(Beginning of Available data)

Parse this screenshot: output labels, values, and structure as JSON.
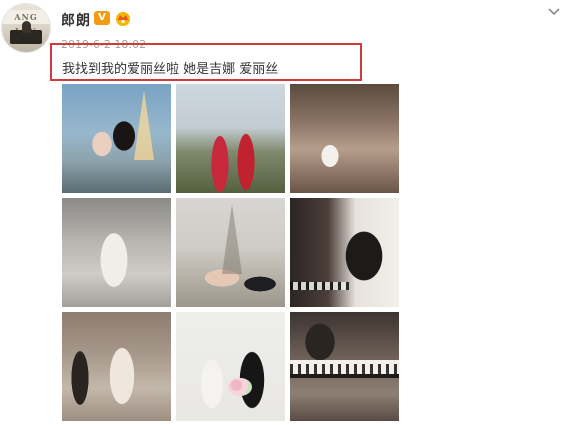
{
  "post": {
    "user": {
      "name": "郎朗",
      "verified_badge": "V",
      "avatar_banner": "ANG LAN"
    },
    "time": "2019-6-2 18:02",
    "text": "我找到我的爱丽丝啦 她是吉娜 爱丽丝",
    "highlight_color": "#cf3b3b",
    "photos": [
      {
        "name": "eiffel-tower-couple-photo"
      },
      {
        "name": "red-traditional-outfit-photo"
      },
      {
        "name": "paris-cafe-photo"
      },
      {
        "name": "bride-veil-photo"
      },
      {
        "name": "hands-eiffel-tower-photo"
      },
      {
        "name": "piano-player-photo"
      },
      {
        "name": "bride-window-photo"
      },
      {
        "name": "couple-bouquet-photo"
      },
      {
        "name": "couple-piano-keys-photo"
      }
    ]
  },
  "icons": {
    "verified": "verified-v-icon",
    "crown": "crown-icon",
    "menu": "chevron-down-icon"
  },
  "colors": {
    "accent_orange": "#f39c12",
    "time_gray": "#a0a0a0"
  }
}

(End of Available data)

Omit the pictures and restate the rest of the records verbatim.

■ Written answer ■
Parse this screenshot: output labels, values, and structure as JSON.
{
  "post": {
    "user": {
      "name": "郎朗",
      "verified_badge": "V",
      "avatar_banner": "ANG LAN"
    },
    "time": "2019-6-2 18:02",
    "text": "我找到我的爱丽丝啦 她是吉娜 爱丽丝",
    "highlight_color": "#cf3b3b",
    "photos": [
      {
        "name": "eiffel-tower-couple-photo"
      },
      {
        "name": "red-traditional-outfit-photo"
      },
      {
        "name": "paris-cafe-photo"
      },
      {
        "name": "bride-veil-photo"
      },
      {
        "name": "hands-eiffel-tower-photo"
      },
      {
        "name": "piano-player-photo"
      },
      {
        "name": "bride-window-photo"
      },
      {
        "name": "couple-bouquet-photo"
      },
      {
        "name": "couple-piano-keys-photo"
      }
    ]
  },
  "icons": {
    "verified": "verified-v-icon",
    "crown": "crown-icon",
    "menu": "chevron-down-icon"
  },
  "colors": {
    "accent_orange": "#f39c12",
    "time_gray": "#a0a0a0"
  }
}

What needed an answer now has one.